▶ GOAL OF THE EXERCISE
Retype all the data word for word.

Segment Start: RECORD EXTRACTS

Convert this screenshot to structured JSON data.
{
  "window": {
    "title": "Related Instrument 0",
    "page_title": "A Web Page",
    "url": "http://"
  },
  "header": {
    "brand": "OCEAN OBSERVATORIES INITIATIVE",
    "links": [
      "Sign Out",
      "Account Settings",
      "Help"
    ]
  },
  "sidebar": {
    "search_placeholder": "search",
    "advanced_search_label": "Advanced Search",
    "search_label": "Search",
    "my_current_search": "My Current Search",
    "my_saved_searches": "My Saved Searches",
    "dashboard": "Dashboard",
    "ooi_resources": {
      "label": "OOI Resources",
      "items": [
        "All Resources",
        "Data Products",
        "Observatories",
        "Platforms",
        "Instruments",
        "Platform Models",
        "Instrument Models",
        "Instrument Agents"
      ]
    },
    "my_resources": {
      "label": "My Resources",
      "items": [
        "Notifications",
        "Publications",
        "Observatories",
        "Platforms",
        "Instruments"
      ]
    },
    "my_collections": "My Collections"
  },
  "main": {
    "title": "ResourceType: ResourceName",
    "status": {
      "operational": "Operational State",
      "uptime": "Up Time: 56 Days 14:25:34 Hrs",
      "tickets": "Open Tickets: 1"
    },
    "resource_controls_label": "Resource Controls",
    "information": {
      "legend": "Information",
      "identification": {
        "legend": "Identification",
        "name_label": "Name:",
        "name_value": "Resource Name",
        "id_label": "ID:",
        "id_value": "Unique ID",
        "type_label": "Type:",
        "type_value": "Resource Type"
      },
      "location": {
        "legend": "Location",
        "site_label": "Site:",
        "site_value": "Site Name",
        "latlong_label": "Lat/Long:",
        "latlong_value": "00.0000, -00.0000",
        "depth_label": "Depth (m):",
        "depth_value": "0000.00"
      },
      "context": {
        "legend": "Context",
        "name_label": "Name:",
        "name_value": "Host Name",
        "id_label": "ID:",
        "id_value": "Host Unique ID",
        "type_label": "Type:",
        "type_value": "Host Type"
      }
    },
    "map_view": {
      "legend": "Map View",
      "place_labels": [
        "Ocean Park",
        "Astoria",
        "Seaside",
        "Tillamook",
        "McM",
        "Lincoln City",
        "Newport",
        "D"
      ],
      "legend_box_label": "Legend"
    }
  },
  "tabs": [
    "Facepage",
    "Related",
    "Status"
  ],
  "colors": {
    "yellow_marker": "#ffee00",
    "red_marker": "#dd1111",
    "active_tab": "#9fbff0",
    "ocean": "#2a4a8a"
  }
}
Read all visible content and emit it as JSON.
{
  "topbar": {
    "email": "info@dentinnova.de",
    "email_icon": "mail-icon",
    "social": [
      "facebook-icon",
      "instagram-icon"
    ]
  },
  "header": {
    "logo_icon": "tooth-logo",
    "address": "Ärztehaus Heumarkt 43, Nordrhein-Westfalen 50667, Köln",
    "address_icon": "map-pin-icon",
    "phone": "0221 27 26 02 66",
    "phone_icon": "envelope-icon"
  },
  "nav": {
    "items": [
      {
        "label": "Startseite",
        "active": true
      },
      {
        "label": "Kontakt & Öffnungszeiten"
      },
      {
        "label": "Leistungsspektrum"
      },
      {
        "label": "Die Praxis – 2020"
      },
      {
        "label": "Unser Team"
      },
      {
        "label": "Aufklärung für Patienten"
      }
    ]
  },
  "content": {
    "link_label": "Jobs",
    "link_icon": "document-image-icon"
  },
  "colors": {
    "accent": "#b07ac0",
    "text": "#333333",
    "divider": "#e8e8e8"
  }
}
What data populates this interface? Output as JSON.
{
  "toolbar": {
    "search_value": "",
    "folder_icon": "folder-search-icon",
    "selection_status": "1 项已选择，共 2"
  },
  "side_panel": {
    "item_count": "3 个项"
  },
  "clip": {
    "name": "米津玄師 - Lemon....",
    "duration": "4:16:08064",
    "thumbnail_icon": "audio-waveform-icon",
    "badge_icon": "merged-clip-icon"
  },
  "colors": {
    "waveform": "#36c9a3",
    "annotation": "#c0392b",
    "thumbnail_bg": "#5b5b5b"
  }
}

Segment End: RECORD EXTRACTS

▶ ANSWER TO THIS PROBLEM
Convert this screenshot to structured JSON data.
{
  "window": {
    "title": "Related Instrument 0",
    "page_title": "A Web Page",
    "url": "http://"
  },
  "header": {
    "brand": "OCEAN OBSERVATORIES INITIATIVE",
    "links": [
      "Sign Out",
      "Account Settings",
      "Help"
    ]
  },
  "sidebar": {
    "search_placeholder": "search",
    "advanced_search_label": "Advanced Search",
    "search_label": "Search",
    "my_current_search": "My Current Search",
    "my_saved_searches": "My Saved Searches",
    "dashboard": "Dashboard",
    "ooi_resources": {
      "label": "OOI Resources",
      "items": [
        "All Resources",
        "Data Products",
        "Observatories",
        "Platforms",
        "Instruments",
        "Platform Models",
        "Instrument Models",
        "Instrument Agents"
      ]
    },
    "my_resources": {
      "label": "My Resources",
      "items": [
        "Notifications",
        "Publications",
        "Observatories",
        "Platforms",
        "Instruments"
      ]
    },
    "my_collections": "My Collections"
  },
  "main": {
    "title": "ResourceType: ResourceName",
    "status": {
      "operational": "Operational State",
      "uptime": "Up Time: 56 Days 14:25:34 Hrs",
      "tickets": "Open Tickets: 1"
    },
    "resource_controls_label": "Resource Controls",
    "information": {
      "legend": "Information",
      "identification": {
        "legend": "Identification",
        "name_label": "Name:",
        "name_value": "Resource Name",
        "id_label": "ID:",
        "id_value": "Unique ID",
        "type_label": "Type:",
        "type_value": "Resource Type"
      },
      "location": {
        "legend": "Location",
        "site_label": "Site:",
        "site_value": "Site Name",
        "latlong_label": "Lat/Long:",
        "latlong_value": "00.0000, -00.0000",
        "depth_label": "Depth (m):",
        "depth_value": "0000.00"
      },
      "context": {
        "legend": "Context",
        "name_label": "Name:",
        "name_value": "Host Name",
        "id_label": "ID:",
        "id_value": "Host Unique ID",
        "type_label": "Type:",
        "type_value": "Host Type"
      }
    },
    "map_view": {
      "legend": "Map View",
      "place_labels": [
        "Ocean Park",
        "Astoria",
        "Seaside",
        "Tillamook",
        "McM",
        "Lincoln City",
        "Newport",
        "D"
      ],
      "legend_box_label": "Legend"
    }
  },
  "tabs": [
    "Facepage",
    "Related",
    "Status"
  ],
  "colors": {
    "yellow_marker": "#ffee00",
    "red_marker": "#dd1111",
    "active_tab": "#9fbff0",
    "ocean": "#2a4a8a"
  }
}
Read all visible content and emit it as JSON.
{
  "topbar": {
    "email": "info@dentinnova.de",
    "email_icon": "mail-icon",
    "social": [
      "facebook-icon",
      "instagram-icon"
    ]
  },
  "header": {
    "logo_icon": "tooth-logo",
    "address": "Ärztehaus Heumarkt 43, Nordrhein-Westfalen 50667, Köln",
    "address_icon": "map-pin-icon",
    "phone": "0221 27 26 02 66",
    "phone_icon": "envelope-icon"
  },
  "nav": {
    "items": [
      {
        "label": "Startseite",
        "active": true
      },
      {
        "label": "Kontakt & Öffnungszeiten"
      },
      {
        "label": "Leistungsspektrum"
      },
      {
        "label": "Die Praxis – 2020"
      },
      {
        "label": "Unser Team"
      },
      {
        "label": "Aufklärung für Patienten"
      }
    ]
  },
  "content": {
    "link_label": "Jobs",
    "link_icon": "document-image-icon"
  },
  "colors": {
    "accent": "#b07ac0",
    "text": "#333333",
    "divider": "#e8e8e8"
  }
}
What data populates this interface? Output as JSON.
{
  "toolbar": {
    "search_value": "",
    "folder_icon": "folder-search-icon",
    "selection_status": "1 项已选择，共 2"
  },
  "side_panel": {
    "item_count": "3 个项"
  },
  "clip": {
    "name": "米津玄師 - Lemon....",
    "duration": "4:16:08064",
    "thumbnail_icon": "audio-waveform-icon",
    "badge_icon": "merged-clip-icon"
  },
  "colors": {
    "waveform": "#36c9a3",
    "annotation": "#c0392b",
    "thumbnail_bg": "#5b5b5b"
  }
}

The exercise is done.